* _Instructions to follow_:
Find the word "content" below. Copy each line that has it.
*** Opening of Data records ***
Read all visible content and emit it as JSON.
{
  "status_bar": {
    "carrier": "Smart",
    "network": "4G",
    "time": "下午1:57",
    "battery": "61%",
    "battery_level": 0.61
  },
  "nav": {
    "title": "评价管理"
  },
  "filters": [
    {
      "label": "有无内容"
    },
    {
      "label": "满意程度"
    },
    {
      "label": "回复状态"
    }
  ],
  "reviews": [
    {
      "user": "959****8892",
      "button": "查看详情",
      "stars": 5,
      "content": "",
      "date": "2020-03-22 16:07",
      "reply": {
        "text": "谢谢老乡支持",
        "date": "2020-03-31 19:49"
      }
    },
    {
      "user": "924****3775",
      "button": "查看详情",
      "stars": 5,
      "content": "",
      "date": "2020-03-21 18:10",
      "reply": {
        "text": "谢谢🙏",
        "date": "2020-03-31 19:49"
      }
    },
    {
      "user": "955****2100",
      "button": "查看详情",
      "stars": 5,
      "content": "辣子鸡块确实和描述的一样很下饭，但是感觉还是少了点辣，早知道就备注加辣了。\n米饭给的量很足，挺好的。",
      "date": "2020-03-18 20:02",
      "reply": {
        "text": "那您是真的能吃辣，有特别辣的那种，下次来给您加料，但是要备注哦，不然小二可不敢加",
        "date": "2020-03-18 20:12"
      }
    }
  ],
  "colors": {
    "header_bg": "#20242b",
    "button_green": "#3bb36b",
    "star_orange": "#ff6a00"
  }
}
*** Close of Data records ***
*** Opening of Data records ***
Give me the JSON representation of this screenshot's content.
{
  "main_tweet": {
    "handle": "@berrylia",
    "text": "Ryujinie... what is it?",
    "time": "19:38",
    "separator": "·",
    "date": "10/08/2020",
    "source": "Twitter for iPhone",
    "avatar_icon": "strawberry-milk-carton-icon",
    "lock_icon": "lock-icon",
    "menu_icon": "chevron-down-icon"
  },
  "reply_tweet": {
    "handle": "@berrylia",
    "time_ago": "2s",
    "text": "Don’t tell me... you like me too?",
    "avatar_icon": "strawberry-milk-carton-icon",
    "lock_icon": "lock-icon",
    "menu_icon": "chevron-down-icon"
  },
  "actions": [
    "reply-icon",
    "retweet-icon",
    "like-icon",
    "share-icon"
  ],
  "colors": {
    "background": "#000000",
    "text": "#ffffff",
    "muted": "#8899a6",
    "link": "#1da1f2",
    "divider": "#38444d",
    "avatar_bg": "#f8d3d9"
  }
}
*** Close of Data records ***
* _Result of this exercise_:
Read all visible content and emit it as JSON.
      "content": "",
      "content": "",
      "content": "辣子鸡块确实和描述的一样很下饭，但是感觉还是少了点辣，早知道就备注加辣了。\n米饭给的量很足，挺好的。",
Give me the JSON representation of this screenshot's content.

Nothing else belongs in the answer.